Segment Start: Task inputs
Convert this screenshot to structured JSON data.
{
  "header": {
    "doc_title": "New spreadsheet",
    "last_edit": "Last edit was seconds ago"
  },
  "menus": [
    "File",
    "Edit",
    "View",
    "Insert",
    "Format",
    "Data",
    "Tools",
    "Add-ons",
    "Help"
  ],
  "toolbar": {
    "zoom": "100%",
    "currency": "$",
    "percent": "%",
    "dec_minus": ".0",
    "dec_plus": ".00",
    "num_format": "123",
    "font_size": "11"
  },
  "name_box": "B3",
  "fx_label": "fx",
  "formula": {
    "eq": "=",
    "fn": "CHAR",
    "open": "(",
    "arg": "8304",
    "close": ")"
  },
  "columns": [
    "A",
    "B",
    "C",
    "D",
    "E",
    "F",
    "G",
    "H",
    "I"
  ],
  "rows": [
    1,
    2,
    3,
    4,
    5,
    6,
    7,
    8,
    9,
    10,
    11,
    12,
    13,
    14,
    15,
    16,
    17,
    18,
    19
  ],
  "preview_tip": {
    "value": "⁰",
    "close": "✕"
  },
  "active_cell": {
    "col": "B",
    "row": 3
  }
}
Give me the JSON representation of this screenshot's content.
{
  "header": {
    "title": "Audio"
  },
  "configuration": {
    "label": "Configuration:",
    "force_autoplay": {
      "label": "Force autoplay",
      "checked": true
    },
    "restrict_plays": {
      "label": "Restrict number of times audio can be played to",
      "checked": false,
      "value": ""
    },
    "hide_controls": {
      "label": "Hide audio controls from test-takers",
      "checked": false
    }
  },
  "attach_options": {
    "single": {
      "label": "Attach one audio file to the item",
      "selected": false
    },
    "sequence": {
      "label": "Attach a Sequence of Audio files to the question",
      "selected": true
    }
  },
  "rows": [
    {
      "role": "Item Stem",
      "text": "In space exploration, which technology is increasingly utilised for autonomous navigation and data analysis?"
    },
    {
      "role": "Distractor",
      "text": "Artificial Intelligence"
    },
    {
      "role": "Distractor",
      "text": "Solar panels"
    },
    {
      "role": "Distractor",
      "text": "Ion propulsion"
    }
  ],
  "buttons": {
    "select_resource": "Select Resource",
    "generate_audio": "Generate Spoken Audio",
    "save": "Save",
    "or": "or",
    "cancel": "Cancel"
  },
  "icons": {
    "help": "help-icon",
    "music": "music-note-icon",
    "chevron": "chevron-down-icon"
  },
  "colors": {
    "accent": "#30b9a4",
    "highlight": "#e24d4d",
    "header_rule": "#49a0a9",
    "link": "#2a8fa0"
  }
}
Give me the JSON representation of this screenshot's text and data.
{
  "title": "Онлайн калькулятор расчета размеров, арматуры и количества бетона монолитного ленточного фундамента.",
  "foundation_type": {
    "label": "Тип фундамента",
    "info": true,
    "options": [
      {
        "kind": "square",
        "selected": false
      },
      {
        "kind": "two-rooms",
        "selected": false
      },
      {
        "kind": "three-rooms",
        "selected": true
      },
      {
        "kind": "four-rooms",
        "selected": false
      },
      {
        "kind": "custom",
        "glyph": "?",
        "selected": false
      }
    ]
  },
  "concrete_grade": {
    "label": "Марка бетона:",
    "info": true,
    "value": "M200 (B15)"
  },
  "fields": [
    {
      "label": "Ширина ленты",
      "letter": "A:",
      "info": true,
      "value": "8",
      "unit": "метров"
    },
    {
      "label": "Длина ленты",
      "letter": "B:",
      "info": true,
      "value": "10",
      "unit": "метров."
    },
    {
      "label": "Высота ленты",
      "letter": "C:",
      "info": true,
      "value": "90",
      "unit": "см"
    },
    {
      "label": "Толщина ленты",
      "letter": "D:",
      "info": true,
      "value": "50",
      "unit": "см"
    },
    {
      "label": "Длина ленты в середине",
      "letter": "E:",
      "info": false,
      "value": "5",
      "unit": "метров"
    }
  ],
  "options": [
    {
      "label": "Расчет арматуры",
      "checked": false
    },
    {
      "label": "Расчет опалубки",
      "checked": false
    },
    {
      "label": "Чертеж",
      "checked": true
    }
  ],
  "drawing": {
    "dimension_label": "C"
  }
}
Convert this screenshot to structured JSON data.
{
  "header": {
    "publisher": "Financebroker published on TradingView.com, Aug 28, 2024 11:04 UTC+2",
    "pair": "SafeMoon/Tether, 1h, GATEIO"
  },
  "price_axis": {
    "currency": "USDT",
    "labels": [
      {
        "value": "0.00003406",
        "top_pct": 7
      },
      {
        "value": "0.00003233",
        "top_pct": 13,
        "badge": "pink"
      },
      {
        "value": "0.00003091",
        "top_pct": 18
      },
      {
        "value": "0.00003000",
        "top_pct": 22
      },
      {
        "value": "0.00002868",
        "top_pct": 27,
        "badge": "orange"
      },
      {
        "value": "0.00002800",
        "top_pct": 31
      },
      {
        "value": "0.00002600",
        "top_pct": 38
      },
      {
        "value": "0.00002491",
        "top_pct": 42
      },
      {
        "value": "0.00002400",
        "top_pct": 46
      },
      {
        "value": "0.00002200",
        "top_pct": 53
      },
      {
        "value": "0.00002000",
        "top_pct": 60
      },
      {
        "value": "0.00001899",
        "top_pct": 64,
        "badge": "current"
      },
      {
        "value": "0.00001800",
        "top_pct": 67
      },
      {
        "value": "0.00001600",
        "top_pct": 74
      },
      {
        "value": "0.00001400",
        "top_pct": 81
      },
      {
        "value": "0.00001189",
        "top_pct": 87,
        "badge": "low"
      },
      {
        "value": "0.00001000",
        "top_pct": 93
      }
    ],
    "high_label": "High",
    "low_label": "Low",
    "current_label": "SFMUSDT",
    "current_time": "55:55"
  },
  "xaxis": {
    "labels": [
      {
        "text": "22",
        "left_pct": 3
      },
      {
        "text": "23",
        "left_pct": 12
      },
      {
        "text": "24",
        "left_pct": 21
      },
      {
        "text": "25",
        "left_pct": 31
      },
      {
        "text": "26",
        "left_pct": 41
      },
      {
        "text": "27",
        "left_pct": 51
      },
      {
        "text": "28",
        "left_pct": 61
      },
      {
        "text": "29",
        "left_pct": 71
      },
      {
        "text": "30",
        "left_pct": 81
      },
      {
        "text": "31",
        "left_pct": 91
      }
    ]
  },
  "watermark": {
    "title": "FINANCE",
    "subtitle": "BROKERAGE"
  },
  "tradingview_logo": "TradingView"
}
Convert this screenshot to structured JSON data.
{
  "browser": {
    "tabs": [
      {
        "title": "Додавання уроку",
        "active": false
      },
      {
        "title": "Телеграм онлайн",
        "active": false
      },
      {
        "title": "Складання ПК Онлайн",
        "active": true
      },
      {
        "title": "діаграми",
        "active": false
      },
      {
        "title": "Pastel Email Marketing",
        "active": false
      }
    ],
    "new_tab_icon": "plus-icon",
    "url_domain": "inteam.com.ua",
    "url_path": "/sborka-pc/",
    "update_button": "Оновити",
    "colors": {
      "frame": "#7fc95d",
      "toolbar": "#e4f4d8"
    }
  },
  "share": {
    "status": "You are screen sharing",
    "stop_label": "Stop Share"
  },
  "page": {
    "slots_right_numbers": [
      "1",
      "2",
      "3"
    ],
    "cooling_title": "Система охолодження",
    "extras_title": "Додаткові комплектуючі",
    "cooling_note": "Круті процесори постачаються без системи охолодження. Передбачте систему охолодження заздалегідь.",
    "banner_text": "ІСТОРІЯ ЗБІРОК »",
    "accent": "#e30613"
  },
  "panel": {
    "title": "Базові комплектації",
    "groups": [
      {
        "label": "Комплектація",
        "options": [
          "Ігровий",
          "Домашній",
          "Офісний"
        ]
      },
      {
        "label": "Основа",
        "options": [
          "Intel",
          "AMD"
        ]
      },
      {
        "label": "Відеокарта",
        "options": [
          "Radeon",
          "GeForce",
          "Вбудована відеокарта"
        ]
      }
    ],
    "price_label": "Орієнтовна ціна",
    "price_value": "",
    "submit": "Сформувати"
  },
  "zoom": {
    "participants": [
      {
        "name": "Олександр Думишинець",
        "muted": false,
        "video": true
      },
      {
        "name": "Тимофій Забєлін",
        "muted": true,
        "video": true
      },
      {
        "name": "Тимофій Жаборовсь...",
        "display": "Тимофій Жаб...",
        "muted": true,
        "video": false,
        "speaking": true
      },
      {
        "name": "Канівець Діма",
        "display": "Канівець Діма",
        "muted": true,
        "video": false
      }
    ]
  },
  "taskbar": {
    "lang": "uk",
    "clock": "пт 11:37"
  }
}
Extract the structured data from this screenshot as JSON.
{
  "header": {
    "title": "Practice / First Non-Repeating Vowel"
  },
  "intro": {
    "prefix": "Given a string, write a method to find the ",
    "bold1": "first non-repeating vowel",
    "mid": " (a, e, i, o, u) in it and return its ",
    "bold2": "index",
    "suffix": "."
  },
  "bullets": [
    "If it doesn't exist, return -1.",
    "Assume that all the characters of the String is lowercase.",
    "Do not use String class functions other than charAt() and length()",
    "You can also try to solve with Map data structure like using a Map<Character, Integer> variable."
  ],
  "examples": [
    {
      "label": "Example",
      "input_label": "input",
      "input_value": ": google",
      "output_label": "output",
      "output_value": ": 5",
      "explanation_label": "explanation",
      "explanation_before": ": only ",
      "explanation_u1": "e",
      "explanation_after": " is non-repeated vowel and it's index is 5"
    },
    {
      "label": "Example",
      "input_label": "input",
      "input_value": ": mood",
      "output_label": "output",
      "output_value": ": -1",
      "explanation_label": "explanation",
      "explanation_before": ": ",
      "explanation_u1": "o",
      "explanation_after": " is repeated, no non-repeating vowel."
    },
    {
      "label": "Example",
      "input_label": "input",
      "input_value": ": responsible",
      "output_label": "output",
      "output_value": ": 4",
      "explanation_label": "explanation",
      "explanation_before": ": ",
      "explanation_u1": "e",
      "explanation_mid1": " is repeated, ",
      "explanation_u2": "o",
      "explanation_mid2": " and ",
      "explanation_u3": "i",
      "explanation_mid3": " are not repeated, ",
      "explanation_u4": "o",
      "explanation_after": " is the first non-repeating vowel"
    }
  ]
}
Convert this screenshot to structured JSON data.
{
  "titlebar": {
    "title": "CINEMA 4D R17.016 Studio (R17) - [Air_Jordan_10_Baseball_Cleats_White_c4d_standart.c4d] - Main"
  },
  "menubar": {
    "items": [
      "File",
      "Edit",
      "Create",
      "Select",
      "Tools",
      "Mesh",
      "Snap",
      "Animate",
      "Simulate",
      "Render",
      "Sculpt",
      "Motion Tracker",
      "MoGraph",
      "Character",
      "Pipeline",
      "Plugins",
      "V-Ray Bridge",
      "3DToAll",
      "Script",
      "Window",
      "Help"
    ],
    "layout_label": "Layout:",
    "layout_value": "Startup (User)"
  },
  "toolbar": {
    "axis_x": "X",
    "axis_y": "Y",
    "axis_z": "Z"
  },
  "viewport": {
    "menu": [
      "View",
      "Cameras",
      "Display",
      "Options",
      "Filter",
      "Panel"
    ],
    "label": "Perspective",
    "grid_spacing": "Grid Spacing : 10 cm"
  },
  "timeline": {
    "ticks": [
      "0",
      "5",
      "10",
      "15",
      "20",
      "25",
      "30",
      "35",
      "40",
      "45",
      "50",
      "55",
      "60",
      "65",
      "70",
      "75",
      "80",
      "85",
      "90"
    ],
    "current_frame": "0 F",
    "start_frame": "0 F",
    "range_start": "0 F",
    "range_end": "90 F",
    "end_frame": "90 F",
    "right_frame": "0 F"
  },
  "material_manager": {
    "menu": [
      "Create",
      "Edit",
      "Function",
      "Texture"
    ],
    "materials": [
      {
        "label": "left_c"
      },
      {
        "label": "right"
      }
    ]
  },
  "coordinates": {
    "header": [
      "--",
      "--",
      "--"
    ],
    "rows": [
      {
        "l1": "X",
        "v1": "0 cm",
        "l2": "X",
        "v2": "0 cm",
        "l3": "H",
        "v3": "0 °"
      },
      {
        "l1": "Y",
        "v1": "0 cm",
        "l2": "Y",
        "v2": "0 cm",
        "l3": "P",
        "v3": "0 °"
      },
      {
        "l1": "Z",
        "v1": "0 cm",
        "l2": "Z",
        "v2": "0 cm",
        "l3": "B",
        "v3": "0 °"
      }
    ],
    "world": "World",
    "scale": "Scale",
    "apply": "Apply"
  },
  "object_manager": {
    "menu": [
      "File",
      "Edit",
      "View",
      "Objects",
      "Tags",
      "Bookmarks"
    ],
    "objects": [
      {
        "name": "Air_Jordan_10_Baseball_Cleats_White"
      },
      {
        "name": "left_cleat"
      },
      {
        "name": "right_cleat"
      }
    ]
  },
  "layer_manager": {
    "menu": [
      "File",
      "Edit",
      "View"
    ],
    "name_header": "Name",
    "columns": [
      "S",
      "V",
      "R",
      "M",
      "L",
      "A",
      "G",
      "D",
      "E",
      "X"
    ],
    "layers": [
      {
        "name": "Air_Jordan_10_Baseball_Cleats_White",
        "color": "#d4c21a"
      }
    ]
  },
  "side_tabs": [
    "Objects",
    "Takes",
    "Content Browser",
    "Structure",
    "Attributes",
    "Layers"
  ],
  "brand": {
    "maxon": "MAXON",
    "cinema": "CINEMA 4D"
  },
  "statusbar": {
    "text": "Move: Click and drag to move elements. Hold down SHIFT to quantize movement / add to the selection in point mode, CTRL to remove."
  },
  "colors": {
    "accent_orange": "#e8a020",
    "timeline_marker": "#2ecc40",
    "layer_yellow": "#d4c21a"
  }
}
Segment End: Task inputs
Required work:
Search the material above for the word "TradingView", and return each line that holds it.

Output for this task:
    "publisher": "Financebroker published on TradingView.com, Aug 28, 2024 11:04 UTC+2",
  "tradingview_logo": "TradingView"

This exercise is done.